When it comes to cat food, you’ll find canned and other wet food options available in a huge array of tempting textures and tasty flavors. Consisting of approximately 75% water (compared to the 6-10% found in dry kibble) wet food is an excellent way to help your cat stay hydrated. This is important for digestive, circulative and urinary health. Some cats can be a bit picky about their food preferences so it may take some experimenting to see which ones your new cat likes best. Once you find some winners, stock up! But don’t be afraid to occasionally try something new. You may find your cat’s palate changes over time.

Understand texture terminology.

Know what to expect when you open that can, pouch, cup or tub.

Paté – A smooth, mostly uniform consistency that can vary between soft and creamy to firm or soft chunks (like ground beef).

Shredded – Typically contains long, thin pieces of meat mixed in a gravy or gelée.

Cubed – Consists of small cubes mixed in a gravy or gelée.

Flaked – Small, flat, thin pieces of meat mixed in a gravy or gelée.

Minced – Small pieces of meat mixed together to create a smooth consistency that’s a bit chunkier than paté.

Morsels – Chunks or bits of meat in almost any shape or form mixed in a gravy or gelée.

Sliced – Thin, flat pieces of meat mixed in a gravy or gelée.

Stews – Typically contain a chunky mixture of processed meats and vegetables.

Blends – Sometimes referred to as duos, medleys, duels and more, blends usually combine textures such as a paté on bottom and a stew on top.

Broths – Mostly liquid with chunks of meat, these are usually designed to be a treat or topper.

Quick tips

Feed at a specific time. There’s little chance of your cat letting you forget dinnertime, but we recommend feeding at a certain time and then removing uneaten food before it spoils.

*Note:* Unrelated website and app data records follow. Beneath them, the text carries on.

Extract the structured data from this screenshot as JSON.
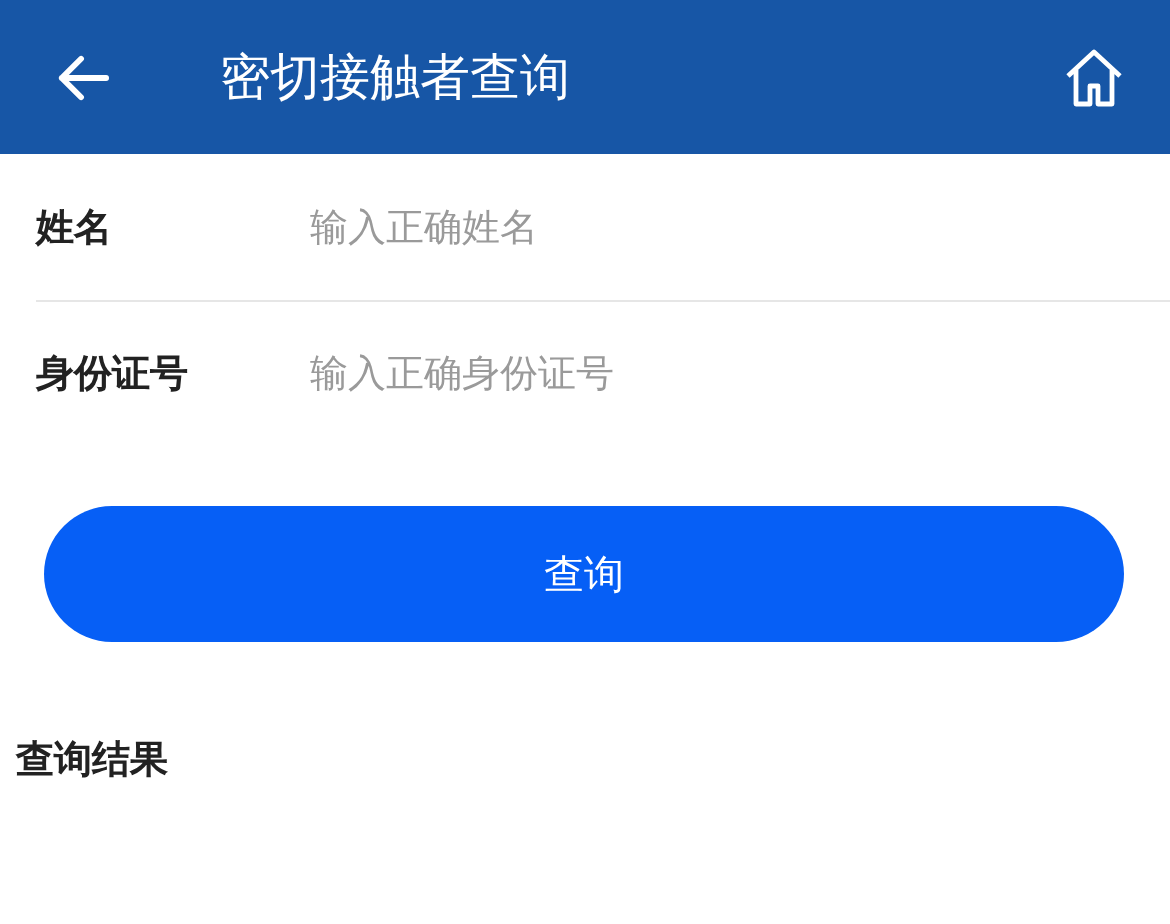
{
  "header": {
    "title": "密切接触者查询"
  },
  "fields": [
    {
      "label": "姓名",
      "placeholder": "输入正确姓名"
    },
    {
      "label": "身份证号",
      "placeholder": "输入正确身份证号"
    }
  ],
  "button": {
    "label": "查询"
  },
  "results": {
    "title": "查询结果"
  }
}
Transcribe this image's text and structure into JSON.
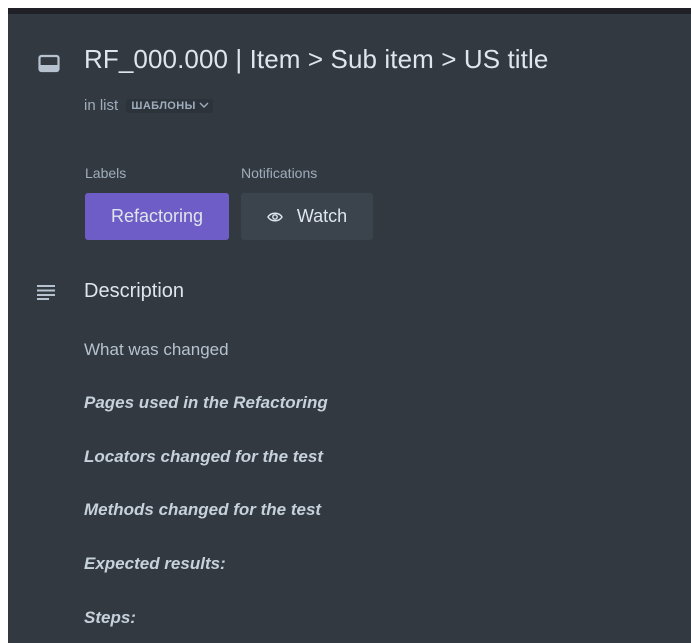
{
  "card": {
    "title": "RF_000.000 | Item > Sub item > US title",
    "in_list_prefix": "in list",
    "list_name": "ШАБЛОНЫ",
    "icon": "card-icon"
  },
  "labels": {
    "heading": "Labels",
    "items": [
      "Refactoring"
    ],
    "colors": {
      "refactoring": "#6e5dc6"
    }
  },
  "notifications": {
    "heading": "Notifications",
    "watch_label": "Watch",
    "icon": "eye-icon"
  },
  "description": {
    "heading": "Description",
    "icon": "description-icon",
    "lines": [
      "What was changed",
      "Pages used in the Refactoring",
      "Locators changed for the test",
      "Methods changed for the test",
      "Expected results:",
      "Steps:"
    ]
  },
  "theme": {
    "background": "#323940",
    "text": "#b6c2cf",
    "accent": "#6e5dc6"
  }
}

Feed within three days. Opened containers of cat food should be lidded, stored in the refrigerator and used within three days.